Survey supporting same-sex marriage branded ‘flawed’ by Catholic Church
An Ipsos Mori survey found 68% of 1,003 people asked agreed that religious organisations should be able to marry same-sex couples if they want to.
The survey was carried out for the Equality Network, LGBT Youth Scotland and the Scottish Youth Parliament.
But a church spokesman said asking whether people support the right to do something solicits a positive response.
The survey results, which also indicated 64% support for the right of same-sex partners to marry, come as the Scottish government is due to publish the results of its consultation on the issue this month.
The government launched the consultation stating it “tends towards the view” that same-sex marriage should be introduced but that faith groups and their celebrants should not be obliged to solemnise the ceremonies.
The Scotland for Marriage group, which is supported by some religious groups, has campaigned against the proposal.
But the Faith in Marriage campaign – a coalition including, among others, the United Reformed Church, the Quakers, Buddhists and the Pagan Federation – has spoken out in support.
Speaking to the BBC’s Sunday Politics Scotland programme, Peter Kearney, spokesman for the Roman Catholic Church in Scotland, said the poll was “deeply flawed”.
He said: “The public in general are very wary and unlikely to suggest a person shouldn’t have a right.
“When you begin your question by saying should someone have the right to same-sex marriage you automatically have distorted the result.

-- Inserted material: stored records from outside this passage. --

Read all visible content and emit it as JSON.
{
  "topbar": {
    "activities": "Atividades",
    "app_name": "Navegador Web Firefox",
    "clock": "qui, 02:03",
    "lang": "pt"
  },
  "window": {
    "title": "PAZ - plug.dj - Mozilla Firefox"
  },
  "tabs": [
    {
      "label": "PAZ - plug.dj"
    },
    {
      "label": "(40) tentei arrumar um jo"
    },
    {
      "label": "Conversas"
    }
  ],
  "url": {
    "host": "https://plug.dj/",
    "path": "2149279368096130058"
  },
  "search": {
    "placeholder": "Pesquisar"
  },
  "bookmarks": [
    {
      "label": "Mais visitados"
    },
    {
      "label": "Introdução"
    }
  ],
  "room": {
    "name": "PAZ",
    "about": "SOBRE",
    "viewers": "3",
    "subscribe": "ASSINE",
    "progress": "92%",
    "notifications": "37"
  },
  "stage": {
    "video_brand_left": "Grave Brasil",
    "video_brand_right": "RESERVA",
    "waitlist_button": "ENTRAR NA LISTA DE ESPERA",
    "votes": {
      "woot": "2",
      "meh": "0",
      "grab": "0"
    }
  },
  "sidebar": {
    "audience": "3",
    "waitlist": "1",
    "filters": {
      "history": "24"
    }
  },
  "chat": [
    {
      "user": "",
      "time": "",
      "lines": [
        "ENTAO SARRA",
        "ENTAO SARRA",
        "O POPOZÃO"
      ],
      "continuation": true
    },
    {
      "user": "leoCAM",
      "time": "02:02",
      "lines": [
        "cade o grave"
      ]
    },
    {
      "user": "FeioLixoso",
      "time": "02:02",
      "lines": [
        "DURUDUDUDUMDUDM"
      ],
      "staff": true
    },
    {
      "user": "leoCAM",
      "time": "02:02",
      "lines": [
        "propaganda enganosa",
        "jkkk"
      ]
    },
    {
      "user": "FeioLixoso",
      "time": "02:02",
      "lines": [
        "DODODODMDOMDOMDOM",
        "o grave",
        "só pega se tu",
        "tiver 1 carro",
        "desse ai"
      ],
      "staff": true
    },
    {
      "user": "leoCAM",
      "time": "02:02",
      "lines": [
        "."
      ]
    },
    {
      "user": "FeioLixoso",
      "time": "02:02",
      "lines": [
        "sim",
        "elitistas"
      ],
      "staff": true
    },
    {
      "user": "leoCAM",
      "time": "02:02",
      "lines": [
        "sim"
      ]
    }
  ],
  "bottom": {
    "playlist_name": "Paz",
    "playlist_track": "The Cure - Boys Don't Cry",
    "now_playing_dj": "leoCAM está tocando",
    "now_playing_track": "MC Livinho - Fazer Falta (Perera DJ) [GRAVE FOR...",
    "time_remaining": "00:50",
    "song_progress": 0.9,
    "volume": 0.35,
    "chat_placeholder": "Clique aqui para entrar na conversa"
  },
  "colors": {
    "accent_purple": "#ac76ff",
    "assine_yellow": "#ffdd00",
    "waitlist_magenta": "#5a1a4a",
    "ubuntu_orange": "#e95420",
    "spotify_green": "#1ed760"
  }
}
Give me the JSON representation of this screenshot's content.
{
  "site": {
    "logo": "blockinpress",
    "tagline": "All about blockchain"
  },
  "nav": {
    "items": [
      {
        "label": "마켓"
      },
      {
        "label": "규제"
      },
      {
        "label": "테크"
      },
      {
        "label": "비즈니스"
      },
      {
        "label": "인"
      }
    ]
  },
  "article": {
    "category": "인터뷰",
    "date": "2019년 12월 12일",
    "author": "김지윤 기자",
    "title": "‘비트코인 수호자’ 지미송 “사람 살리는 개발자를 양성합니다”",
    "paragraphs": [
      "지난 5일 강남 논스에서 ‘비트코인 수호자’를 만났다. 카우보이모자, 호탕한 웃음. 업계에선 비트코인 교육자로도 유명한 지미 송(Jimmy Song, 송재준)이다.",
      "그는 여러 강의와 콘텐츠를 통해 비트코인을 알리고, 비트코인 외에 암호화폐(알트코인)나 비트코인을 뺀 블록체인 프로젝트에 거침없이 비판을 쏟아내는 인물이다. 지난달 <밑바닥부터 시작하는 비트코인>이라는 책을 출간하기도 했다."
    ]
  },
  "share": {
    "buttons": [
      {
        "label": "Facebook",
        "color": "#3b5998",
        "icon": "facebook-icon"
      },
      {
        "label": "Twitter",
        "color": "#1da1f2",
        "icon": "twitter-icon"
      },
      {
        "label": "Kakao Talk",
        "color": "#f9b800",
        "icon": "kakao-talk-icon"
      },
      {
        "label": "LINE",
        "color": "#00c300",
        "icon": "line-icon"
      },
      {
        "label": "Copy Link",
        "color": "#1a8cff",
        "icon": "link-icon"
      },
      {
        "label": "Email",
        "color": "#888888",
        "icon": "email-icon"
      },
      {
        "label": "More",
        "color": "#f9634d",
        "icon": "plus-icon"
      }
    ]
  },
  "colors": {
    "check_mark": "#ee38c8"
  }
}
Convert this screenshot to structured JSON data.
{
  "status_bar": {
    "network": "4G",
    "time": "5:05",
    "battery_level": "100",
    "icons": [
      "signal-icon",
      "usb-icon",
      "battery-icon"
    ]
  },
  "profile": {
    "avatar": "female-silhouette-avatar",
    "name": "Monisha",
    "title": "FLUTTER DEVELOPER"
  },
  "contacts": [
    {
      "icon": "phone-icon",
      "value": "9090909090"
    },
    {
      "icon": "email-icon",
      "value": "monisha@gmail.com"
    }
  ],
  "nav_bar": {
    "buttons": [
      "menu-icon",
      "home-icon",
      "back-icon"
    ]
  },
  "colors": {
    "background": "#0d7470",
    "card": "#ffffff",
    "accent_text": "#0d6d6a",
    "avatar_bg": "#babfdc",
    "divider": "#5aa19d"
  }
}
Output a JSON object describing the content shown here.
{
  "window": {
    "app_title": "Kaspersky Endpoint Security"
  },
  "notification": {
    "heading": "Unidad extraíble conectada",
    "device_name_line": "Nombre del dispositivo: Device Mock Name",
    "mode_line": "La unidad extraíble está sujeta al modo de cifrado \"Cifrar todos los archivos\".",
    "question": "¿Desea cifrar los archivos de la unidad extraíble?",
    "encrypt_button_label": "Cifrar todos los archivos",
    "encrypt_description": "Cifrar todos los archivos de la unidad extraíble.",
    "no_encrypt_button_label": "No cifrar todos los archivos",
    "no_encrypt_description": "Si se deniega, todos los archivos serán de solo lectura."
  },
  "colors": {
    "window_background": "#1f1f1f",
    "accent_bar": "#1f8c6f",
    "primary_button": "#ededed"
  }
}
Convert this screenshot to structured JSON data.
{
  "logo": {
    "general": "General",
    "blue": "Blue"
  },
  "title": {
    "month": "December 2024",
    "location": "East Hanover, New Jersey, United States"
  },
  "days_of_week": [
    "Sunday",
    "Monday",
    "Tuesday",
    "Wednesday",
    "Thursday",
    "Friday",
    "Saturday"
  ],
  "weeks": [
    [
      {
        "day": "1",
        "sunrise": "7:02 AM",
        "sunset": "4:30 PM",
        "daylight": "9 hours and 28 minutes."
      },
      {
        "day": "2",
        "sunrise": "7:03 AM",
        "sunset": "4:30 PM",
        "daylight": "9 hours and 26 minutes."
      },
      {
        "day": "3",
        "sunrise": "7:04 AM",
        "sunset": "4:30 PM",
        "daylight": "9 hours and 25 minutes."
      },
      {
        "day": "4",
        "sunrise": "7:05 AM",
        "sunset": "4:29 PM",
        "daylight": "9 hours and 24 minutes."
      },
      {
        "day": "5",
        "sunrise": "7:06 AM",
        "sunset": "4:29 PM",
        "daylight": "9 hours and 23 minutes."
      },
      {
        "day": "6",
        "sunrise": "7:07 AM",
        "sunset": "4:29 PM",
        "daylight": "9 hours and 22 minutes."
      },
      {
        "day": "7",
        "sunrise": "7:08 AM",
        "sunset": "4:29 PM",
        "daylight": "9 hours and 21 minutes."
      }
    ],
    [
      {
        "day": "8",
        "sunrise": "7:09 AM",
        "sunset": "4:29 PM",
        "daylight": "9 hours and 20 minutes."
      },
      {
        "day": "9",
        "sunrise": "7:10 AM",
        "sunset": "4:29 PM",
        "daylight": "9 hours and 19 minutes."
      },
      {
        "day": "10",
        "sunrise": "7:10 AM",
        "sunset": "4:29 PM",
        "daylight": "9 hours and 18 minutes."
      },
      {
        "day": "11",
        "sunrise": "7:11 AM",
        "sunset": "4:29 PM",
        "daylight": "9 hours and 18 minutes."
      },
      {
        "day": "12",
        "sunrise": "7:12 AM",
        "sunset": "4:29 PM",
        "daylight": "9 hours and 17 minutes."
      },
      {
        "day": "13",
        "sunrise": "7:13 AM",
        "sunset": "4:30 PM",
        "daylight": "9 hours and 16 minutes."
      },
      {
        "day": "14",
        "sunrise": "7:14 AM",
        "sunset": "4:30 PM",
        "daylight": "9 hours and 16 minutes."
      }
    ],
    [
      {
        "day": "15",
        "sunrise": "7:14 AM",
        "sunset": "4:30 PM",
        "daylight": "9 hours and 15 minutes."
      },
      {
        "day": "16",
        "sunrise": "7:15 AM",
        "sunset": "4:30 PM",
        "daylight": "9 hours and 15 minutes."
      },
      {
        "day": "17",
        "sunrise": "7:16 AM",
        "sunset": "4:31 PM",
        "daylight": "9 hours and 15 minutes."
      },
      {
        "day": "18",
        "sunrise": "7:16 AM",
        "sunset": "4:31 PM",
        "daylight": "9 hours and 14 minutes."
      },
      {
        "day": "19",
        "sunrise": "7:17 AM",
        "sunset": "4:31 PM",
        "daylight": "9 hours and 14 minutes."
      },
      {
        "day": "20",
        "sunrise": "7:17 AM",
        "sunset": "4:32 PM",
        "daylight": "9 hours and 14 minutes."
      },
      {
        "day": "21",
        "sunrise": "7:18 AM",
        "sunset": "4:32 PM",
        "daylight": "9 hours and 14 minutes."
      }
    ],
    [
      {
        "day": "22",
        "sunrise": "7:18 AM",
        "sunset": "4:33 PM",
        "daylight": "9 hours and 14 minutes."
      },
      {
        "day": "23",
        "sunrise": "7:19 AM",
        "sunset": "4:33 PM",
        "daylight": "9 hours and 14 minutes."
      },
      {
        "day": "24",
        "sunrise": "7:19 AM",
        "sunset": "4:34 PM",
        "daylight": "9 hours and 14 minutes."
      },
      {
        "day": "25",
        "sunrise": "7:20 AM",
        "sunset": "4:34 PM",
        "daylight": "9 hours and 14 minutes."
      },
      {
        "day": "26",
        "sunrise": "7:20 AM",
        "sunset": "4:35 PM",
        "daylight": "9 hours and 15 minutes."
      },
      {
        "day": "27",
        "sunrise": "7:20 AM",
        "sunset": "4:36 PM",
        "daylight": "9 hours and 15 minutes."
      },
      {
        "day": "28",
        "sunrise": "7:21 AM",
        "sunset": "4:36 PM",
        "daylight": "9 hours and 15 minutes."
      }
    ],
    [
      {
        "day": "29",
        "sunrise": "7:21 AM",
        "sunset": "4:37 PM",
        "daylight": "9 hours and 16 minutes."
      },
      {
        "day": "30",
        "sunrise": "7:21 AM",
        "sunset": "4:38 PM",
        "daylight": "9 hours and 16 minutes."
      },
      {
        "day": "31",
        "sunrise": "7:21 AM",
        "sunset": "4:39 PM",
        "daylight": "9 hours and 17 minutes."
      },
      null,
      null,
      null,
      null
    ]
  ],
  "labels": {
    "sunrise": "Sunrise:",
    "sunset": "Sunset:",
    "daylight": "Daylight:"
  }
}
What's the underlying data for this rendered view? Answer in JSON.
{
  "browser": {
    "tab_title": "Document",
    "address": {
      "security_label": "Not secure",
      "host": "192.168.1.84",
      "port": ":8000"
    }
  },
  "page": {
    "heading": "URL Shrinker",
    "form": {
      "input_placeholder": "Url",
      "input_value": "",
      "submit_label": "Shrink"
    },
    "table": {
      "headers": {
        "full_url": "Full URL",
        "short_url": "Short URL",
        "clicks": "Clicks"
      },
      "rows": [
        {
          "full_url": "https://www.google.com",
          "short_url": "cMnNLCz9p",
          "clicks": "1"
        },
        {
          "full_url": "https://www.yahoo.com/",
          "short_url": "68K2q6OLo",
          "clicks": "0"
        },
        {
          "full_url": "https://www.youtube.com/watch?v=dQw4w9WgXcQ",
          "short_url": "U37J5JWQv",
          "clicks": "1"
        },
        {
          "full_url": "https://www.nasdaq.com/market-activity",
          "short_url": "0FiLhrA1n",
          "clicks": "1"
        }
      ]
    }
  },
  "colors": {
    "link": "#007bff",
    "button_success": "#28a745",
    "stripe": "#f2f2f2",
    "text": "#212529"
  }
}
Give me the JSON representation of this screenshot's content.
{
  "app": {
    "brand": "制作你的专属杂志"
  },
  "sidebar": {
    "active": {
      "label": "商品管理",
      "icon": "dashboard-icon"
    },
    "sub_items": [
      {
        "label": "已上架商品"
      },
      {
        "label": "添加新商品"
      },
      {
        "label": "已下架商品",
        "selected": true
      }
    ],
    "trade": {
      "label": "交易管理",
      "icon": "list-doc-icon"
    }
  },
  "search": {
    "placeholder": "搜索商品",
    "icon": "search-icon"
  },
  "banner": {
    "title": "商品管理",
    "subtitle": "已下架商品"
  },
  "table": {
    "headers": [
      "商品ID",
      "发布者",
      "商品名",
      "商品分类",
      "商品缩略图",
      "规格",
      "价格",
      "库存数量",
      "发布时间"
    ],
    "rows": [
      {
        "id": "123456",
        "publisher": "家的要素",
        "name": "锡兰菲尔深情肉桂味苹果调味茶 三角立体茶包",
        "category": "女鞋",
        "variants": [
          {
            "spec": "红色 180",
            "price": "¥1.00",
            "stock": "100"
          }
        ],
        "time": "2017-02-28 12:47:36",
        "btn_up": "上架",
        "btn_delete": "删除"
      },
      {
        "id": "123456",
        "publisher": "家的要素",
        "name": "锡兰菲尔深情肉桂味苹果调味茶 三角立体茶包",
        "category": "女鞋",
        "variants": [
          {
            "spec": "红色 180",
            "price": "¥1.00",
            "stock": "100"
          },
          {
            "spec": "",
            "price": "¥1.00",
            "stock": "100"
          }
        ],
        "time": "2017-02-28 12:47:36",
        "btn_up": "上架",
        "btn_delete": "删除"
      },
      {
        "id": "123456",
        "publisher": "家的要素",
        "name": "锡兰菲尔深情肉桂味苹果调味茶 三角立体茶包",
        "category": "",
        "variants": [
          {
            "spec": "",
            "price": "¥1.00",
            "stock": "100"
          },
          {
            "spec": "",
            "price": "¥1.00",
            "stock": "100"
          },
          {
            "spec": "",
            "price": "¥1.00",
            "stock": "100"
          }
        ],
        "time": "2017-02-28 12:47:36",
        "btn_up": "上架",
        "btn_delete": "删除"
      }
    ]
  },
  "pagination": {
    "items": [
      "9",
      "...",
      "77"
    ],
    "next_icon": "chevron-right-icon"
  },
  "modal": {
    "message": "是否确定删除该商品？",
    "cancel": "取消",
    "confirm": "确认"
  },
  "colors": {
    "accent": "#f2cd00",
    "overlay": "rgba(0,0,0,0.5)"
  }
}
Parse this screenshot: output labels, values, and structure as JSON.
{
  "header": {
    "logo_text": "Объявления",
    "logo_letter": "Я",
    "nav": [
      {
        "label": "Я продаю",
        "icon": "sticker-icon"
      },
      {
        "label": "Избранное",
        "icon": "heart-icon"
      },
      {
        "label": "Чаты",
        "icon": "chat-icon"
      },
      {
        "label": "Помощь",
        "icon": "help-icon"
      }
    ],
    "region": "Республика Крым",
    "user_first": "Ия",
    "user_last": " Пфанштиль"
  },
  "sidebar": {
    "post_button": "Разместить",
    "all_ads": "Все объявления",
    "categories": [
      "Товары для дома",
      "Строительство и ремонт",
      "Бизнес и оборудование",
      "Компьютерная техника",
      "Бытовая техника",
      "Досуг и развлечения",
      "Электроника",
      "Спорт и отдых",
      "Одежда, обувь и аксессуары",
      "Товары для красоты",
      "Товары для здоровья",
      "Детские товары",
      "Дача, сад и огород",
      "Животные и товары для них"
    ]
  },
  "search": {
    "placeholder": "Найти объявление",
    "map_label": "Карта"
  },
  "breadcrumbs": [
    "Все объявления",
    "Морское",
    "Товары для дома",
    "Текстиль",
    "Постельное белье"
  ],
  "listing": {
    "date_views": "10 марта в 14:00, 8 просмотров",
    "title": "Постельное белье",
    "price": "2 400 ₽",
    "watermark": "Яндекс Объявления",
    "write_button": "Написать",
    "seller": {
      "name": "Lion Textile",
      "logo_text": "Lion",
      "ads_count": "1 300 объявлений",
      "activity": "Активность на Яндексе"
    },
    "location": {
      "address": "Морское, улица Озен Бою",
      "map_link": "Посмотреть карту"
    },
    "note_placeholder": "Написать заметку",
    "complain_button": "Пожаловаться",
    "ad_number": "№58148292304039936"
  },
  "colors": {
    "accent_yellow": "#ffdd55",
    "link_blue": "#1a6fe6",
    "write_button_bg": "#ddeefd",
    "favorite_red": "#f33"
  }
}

“To be honest the poll that matters is the three-month-long consultation that took place at the end of last year and in that one we know that the vast majority said marriage shouldn’t be redefined.” [More]